Start of Input data

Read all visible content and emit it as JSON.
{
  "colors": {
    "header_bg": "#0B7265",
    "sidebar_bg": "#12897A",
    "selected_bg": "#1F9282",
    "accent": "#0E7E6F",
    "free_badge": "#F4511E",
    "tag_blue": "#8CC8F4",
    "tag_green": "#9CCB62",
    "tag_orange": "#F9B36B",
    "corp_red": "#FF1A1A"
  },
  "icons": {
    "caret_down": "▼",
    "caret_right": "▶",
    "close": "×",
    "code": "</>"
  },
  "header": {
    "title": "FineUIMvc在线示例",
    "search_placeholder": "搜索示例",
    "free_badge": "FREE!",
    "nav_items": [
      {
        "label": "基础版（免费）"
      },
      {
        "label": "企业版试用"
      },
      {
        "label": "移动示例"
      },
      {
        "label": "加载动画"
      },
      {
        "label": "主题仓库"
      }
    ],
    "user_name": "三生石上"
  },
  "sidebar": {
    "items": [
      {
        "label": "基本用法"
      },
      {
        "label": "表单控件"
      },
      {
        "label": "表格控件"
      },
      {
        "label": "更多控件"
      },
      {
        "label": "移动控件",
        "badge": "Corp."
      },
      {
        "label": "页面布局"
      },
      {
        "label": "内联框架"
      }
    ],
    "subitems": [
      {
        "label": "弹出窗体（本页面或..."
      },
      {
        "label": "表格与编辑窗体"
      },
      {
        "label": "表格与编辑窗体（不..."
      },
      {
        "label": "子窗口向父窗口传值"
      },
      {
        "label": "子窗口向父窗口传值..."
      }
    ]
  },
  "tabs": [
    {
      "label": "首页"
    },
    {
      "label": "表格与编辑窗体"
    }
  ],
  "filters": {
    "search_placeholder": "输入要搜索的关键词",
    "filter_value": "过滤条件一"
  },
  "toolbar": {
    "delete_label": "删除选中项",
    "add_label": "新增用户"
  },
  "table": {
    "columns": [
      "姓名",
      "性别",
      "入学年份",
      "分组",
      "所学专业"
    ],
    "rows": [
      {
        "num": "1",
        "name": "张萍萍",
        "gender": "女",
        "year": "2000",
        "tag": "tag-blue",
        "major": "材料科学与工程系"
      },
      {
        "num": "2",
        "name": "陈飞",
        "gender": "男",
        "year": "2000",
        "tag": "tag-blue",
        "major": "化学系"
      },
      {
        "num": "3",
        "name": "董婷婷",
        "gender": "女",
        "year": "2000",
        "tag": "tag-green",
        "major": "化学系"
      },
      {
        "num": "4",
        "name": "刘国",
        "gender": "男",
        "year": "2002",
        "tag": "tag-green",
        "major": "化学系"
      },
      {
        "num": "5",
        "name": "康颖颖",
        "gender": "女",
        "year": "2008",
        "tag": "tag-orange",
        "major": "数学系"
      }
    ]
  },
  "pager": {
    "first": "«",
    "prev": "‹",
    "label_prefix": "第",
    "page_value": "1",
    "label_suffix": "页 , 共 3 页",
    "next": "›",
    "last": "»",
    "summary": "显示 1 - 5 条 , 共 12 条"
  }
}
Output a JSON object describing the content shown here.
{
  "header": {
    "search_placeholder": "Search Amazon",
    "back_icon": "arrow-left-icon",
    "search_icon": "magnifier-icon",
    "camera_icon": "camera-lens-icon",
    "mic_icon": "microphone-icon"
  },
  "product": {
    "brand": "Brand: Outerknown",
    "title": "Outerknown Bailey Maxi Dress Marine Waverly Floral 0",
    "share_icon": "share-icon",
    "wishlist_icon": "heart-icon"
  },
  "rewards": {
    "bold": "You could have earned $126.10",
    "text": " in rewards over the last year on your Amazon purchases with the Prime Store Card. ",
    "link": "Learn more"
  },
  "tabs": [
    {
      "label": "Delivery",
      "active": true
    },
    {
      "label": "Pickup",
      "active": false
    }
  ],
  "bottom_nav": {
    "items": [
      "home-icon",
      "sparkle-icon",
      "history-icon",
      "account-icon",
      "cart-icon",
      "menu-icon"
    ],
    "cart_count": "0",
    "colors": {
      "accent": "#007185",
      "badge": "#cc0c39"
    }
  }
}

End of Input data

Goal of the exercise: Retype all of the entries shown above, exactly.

Completed exercise:
Read all visible content and emit it as JSON.
{
  "colors": {
    "header_bg": "#0B7265",
    "sidebar_bg": "#12897A",
    "selected_bg": "#1F9282",
    "accent": "#0E7E6F",
    "free_badge": "#F4511E",
    "tag_blue": "#8CC8F4",
    "tag_green": "#9CCB62",
    "tag_orange": "#F9B36B",
    "corp_red": "#FF1A1A"
  },
  "icons": {
    "caret_down": "▼",
    "caret_right": "▶",
    "close": "×",
    "code": "</>"
  },
  "header": {
    "title": "FineUIMvc在线示例",
    "search_placeholder": "搜索示例",
    "free_badge": "FREE!",
    "nav_items": [
      {
        "label": "基础版（免费）"
      },
      {
        "label": "企业版试用"
      },
      {
        "label": "移动示例"
      },
      {
        "label": "加载动画"
      },
      {
        "label": "主题仓库"
      }
    ],
    "user_name": "三生石上"
  },
  "sidebar": {
    "items": [
      {
        "label": "基本用法"
      },
      {
        "label": "表单控件"
      },
      {
        "label": "表格控件"
      },
      {
        "label": "更多控件"
      },
      {
        "label": "移动控件",
        "badge": "Corp."
      },
      {
        "label": "页面布局"
      },
      {
        "label": "内联框架"
      }
    ],
    "subitems": [
      {
        "label": "弹出窗体（本页面或..."
      },
      {
        "label": "表格与编辑窗体"
      },
      {
        "label": "表格与编辑窗体（不..."
      },
      {
        "label": "子窗口向父窗口传值"
      },
      {
        "label": "子窗口向父窗口传值..."
      }
    ]
  },
  "tabs": [
    {
      "label": "首页"
    },
    {
      "label": "表格与编辑窗体"
    }
  ],
  "filters": {
    "search_placeholder": "输入要搜索的关键词",
    "filter_value": "过滤条件一"
  },
  "toolbar": {
    "delete_label": "删除选中项",
    "add_label": "新增用户"
  },
  "table": {
    "columns": [
      "姓名",
      "性别",
      "入学年份",
      "分组",
      "所学专业"
    ],
    "rows": [
      {
        "num": "1",
        "name": "张萍萍",
        "gender": "女",
        "year": "2000",
        "tag": "tag-blue",
        "major": "材料科学与工程系"
      },
      {
        "num": "2",
        "name": "陈飞",
        "gender": "男",
        "year": "2000",
        "tag": "tag-blue",
        "major": "化学系"
      },
      {
        "num": "3",
        "name": "董婷婷",
        "gender": "女",
        "year": "2000",
        "tag": "tag-green",
        "major": "化学系"
      },
      {
        "num": "4",
        "name": "刘国",
        "gender": "男",
        "year": "2002",
        "tag": "tag-green",
        "major": "化学系"
      },
      {
        "num": "5",
        "name": "康颖颖",
        "gender": "女",
        "year": "2008",
        "tag": "tag-orange",
        "major": "数学系"
      }
    ]
  },
  "pager": {
    "first": "«",
    "prev": "‹",
    "label_prefix": "第",
    "page_value": "1",
    "label_suffix": "页 , 共 3 页",
    "next": "›",
    "last": "»",
    "summary": "显示 1 - 5 条 , 共 12 条"
  }
}
Output a JSON object describing the content shown here.
{
  "header": {
    "search_placeholder": "Search Amazon",
    "back_icon": "arrow-left-icon",
    "search_icon": "magnifier-icon",
    "camera_icon": "camera-lens-icon",
    "mic_icon": "microphone-icon"
  },
  "product": {
    "brand": "Brand: Outerknown",
    "title": "Outerknown Bailey Maxi Dress Marine Waverly Floral 0",
    "share_icon": "share-icon",
    "wishlist_icon": "heart-icon"
  },
  "rewards": {
    "bold": "You could have earned $126.10",
    "text": " in rewards over the last year on your Amazon purchases with the Prime Store Card. ",
    "link": "Learn more"
  },
  "tabs": [
    {
      "label": "Delivery",
      "active": true
    },
    {
      "label": "Pickup",
      "active": false
    }
  ],
  "bottom_nav": {
    "items": [
      "home-icon",
      "sparkle-icon",
      "history-icon",
      "account-icon",
      "cart-icon",
      "menu-icon"
    ],
    "cart_count": "0",
    "colors": {
      "accent": "#007185",
      "badge": "#cc0c39"
    }
  }
}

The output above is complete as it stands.